There are many different tongue infections that can lead to a reddened tongue. There is a type of candidiasis that affects the oral cavity, which is known as atrophic candidiasis. In this condition, the fungus initially leads to a white tongue. However, when this layer of white coating is peeled off, it reveals a red, raw region on the tongue, which bleeds easily. Other bacterial and fungal infections can lead to glossitis, which also causes the tongue to go red.
A geographic tongue is a condition where there is shedding of filiform papillae in different parts of the tongue, which leads to the formation of irregular tongue patches on the surface. This is generally a short-lived condition, and is one of the lesser conspicuous causes. Since the filiform papillae grow back in the affected region and are simultaneously shed in another part of the tongue, this condition is also known as benign migratory glossitis (as the patches on tongue keep moving from one region of the tongue to another, although their movement is restricted to the dorsal surface of the tongue only).
There are a few systemic diseases that can also cause red sores on tongue. Certain autoimmune diseases can lead to a bright red tongue. One such example is Kawasaki disease, wherein there is necrotizing vasculitis. A strawberry tongue, which is bright red with swollen lips and vertical cracking and bleeding is often seen in this condition. There may also be a few white spots on the tongue with prominent red bumps. Scarlet fever is another condition in which a bright red tongue is seen, with a strawberry-like appearance. Toxic shock syndrome is one of the more serious causes. Plummer-Vinson syndrome also leads to glossitis, i.e., inflammation of the tongue. A tropical sprue can also lead to a red tongue, as it is a malabsorption disease.
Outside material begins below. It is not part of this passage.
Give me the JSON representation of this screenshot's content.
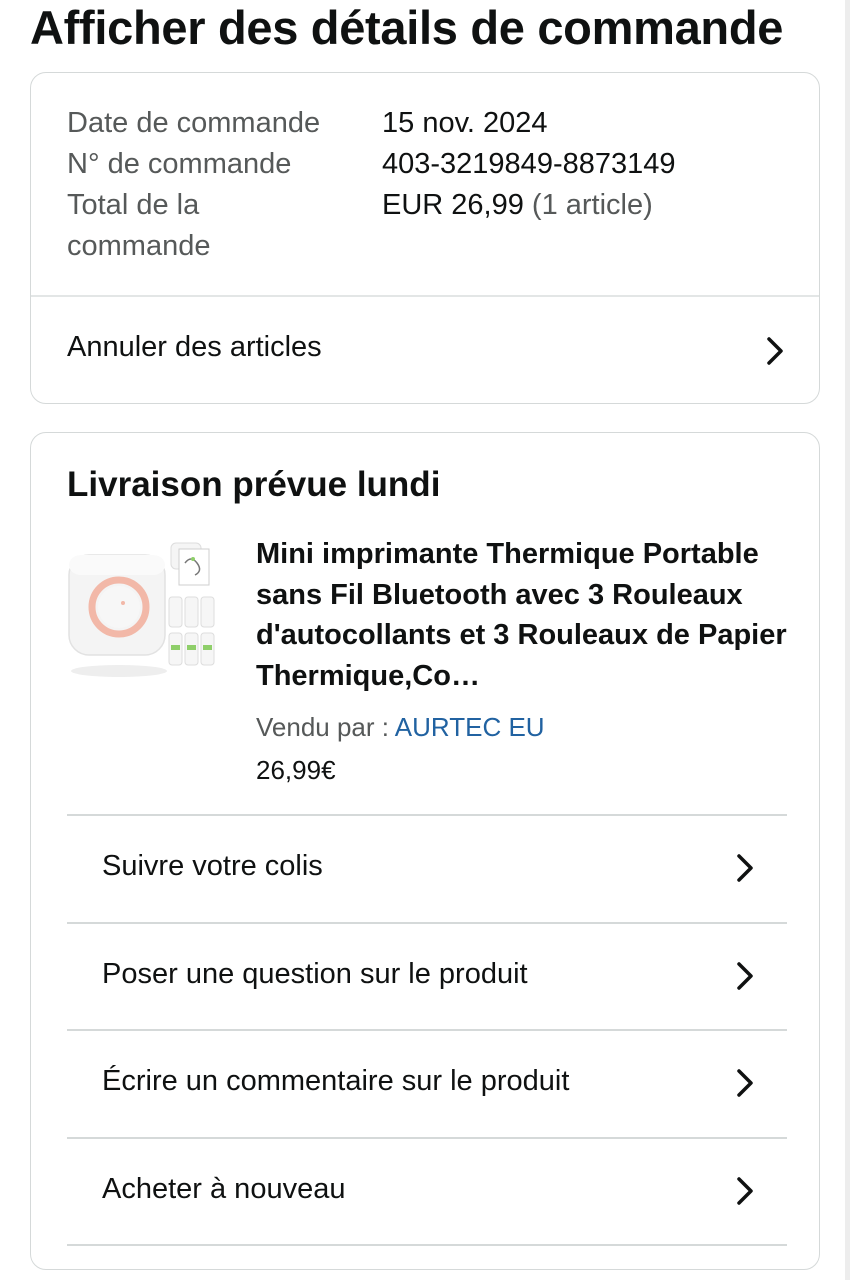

Since the color of the tongue is usually a symptom of an ulterior condition, the treatment for this condition will depend on the underlying causative factor, which will be established after a diagnosis. It is important to deal with this condition at the earliest, because, as mentioned above, it could be an indicator of a serious underlying disorder.